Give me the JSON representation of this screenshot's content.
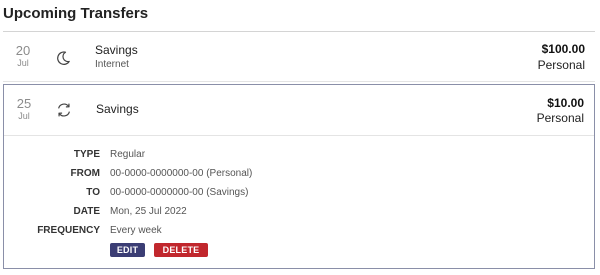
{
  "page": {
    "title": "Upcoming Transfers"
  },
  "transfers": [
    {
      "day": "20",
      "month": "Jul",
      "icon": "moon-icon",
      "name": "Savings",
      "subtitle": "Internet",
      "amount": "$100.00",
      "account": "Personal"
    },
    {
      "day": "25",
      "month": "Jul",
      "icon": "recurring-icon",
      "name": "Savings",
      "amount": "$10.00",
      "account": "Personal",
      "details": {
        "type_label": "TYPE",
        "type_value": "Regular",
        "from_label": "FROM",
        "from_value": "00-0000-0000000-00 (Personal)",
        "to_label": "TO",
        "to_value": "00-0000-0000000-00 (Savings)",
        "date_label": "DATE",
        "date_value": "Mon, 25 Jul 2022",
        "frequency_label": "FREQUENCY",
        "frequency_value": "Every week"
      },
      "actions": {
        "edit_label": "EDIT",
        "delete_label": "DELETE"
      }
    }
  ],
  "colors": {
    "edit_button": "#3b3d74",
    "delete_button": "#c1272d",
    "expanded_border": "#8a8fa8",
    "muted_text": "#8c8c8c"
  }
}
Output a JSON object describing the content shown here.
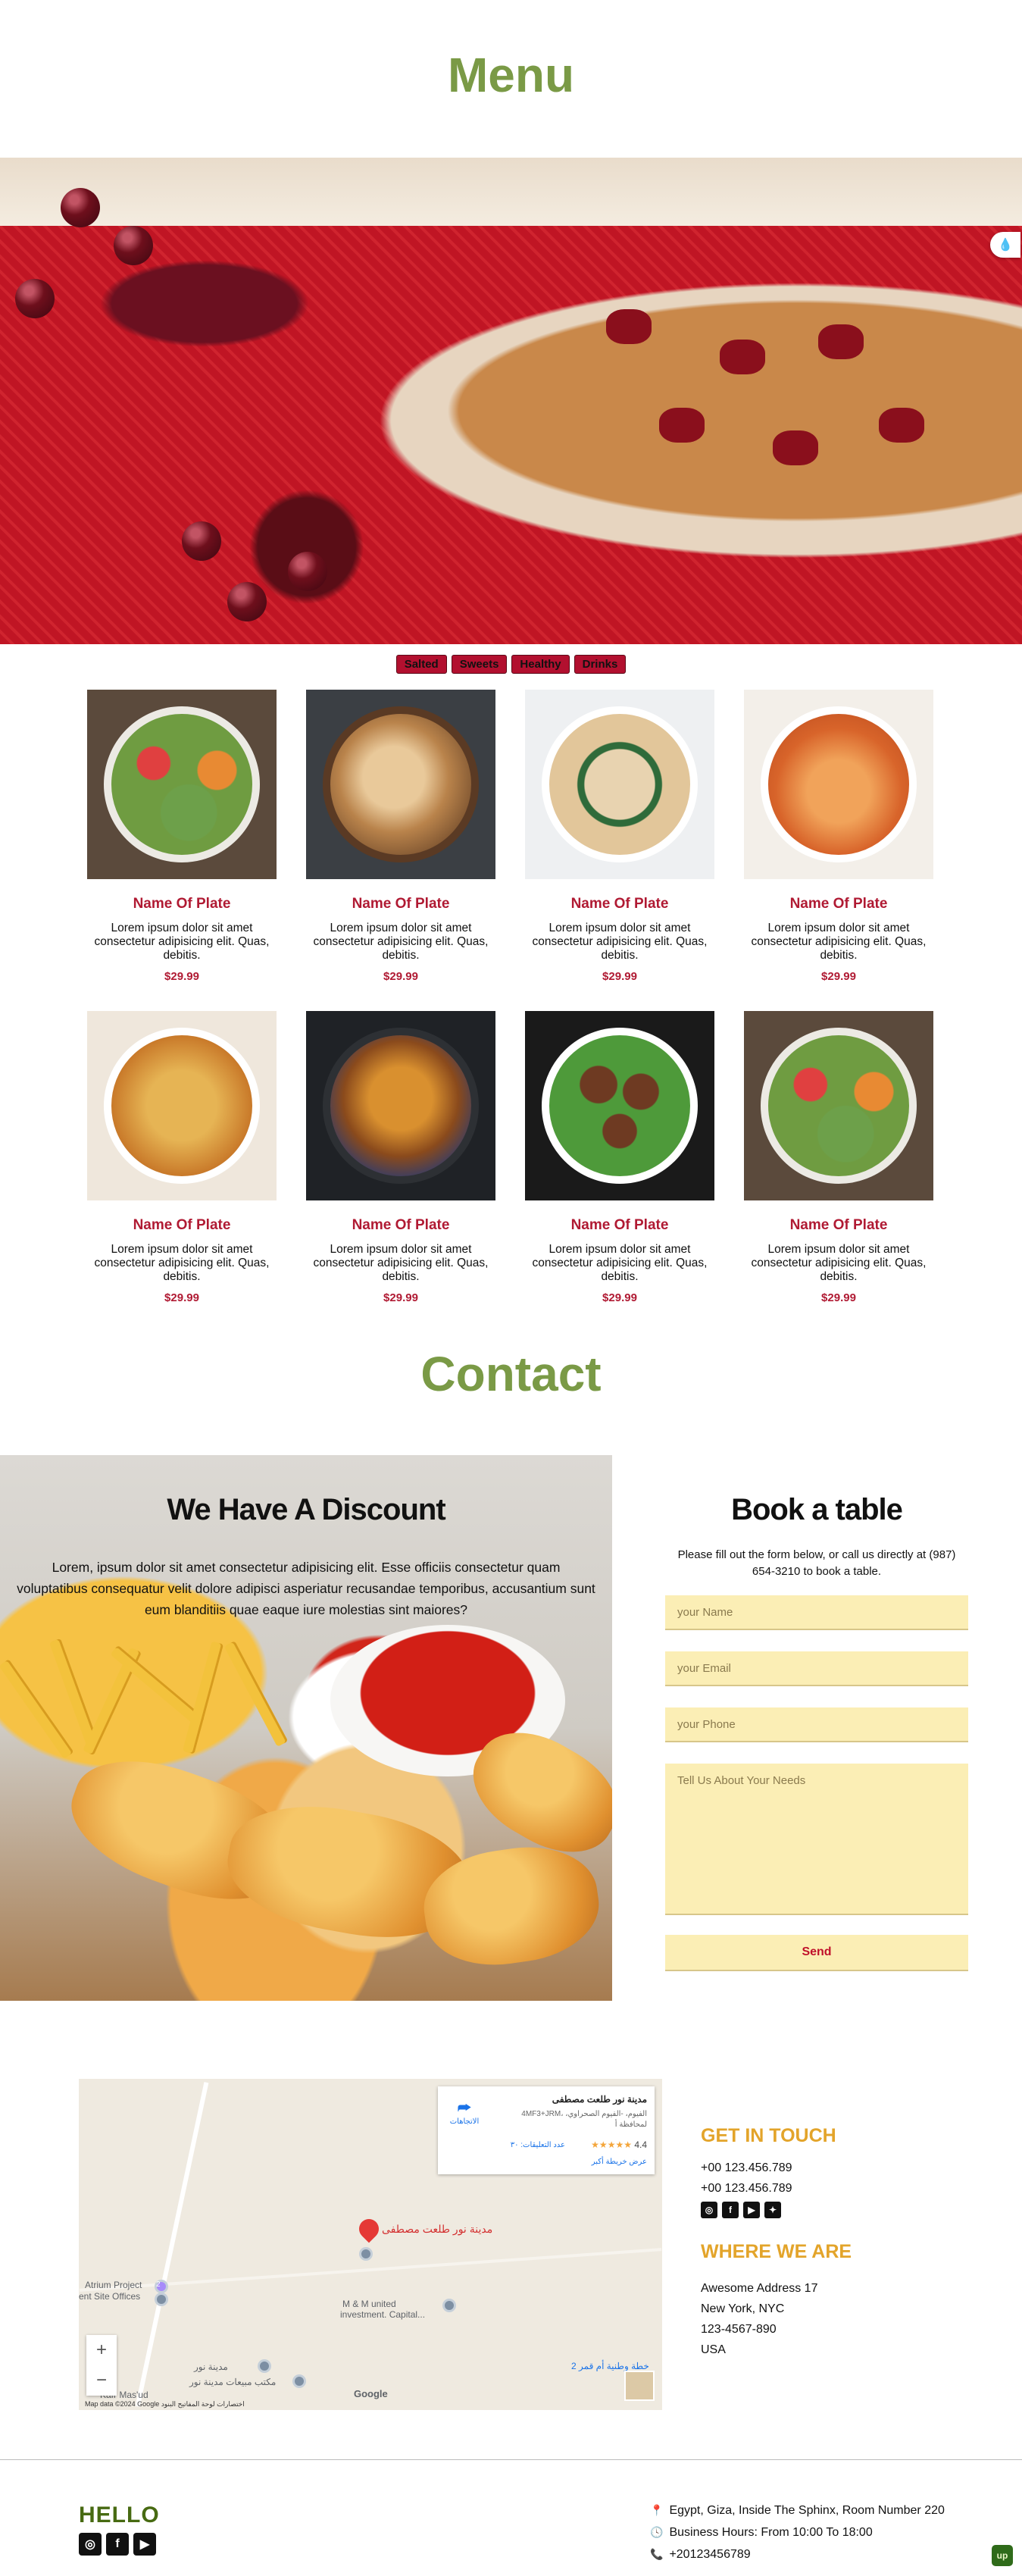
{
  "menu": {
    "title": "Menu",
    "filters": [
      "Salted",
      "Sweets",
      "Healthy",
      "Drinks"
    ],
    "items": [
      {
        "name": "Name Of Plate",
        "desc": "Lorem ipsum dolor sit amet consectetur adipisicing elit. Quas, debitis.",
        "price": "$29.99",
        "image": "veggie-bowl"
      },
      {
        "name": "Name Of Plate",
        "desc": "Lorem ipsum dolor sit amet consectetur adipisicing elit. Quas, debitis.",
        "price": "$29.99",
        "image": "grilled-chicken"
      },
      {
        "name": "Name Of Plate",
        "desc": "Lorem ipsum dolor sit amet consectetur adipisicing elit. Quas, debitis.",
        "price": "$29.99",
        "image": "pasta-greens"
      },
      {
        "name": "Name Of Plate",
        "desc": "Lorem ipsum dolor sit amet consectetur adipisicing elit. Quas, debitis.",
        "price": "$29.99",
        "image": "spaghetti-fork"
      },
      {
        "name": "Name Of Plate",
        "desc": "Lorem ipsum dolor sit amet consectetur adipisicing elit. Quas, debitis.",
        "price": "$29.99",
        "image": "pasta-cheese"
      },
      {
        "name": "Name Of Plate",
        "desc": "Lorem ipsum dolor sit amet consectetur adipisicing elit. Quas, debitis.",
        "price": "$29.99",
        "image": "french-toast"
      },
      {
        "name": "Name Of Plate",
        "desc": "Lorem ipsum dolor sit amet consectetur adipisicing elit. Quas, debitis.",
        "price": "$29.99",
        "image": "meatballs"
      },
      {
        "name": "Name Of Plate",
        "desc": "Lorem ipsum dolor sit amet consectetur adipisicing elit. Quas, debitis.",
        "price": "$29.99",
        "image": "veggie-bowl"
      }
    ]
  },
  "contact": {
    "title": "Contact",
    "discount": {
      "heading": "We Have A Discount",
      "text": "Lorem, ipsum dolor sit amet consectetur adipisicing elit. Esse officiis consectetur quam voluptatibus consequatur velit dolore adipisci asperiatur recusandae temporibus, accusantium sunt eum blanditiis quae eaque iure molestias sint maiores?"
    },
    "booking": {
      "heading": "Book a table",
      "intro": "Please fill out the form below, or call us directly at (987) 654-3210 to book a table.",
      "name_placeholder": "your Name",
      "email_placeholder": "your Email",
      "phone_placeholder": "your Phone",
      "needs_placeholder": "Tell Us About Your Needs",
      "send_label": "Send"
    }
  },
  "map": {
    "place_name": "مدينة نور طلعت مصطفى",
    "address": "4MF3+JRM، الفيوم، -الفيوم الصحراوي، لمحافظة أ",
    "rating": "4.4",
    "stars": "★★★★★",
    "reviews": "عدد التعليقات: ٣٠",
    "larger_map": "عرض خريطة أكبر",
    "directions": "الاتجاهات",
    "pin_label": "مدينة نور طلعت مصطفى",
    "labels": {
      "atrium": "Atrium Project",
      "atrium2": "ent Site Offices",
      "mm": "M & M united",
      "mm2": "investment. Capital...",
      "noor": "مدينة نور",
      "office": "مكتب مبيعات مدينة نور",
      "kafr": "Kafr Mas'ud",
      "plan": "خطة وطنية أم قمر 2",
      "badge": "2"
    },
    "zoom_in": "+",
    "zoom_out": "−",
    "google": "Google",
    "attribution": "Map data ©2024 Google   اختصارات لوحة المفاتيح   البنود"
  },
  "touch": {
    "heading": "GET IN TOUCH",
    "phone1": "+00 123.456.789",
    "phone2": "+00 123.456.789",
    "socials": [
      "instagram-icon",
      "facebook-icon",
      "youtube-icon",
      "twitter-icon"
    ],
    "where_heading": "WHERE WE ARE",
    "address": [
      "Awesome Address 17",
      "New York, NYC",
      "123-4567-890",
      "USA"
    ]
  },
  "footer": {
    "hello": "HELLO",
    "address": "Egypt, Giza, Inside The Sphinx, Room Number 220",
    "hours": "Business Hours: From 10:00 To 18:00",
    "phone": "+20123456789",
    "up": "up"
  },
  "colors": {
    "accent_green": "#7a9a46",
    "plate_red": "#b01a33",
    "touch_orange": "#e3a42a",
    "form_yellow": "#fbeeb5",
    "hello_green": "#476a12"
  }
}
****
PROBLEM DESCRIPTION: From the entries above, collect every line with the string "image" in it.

SOLUTION:
        "image": "veggie-bowl"
        "image": "grilled-chicken"
        "image": "pasta-greens"
        "image": "spaghetti-fork"
        "image": "pasta-cheese"
        "image": "french-toast"
        "image": "meatballs"
        "image": "veggie-bowl"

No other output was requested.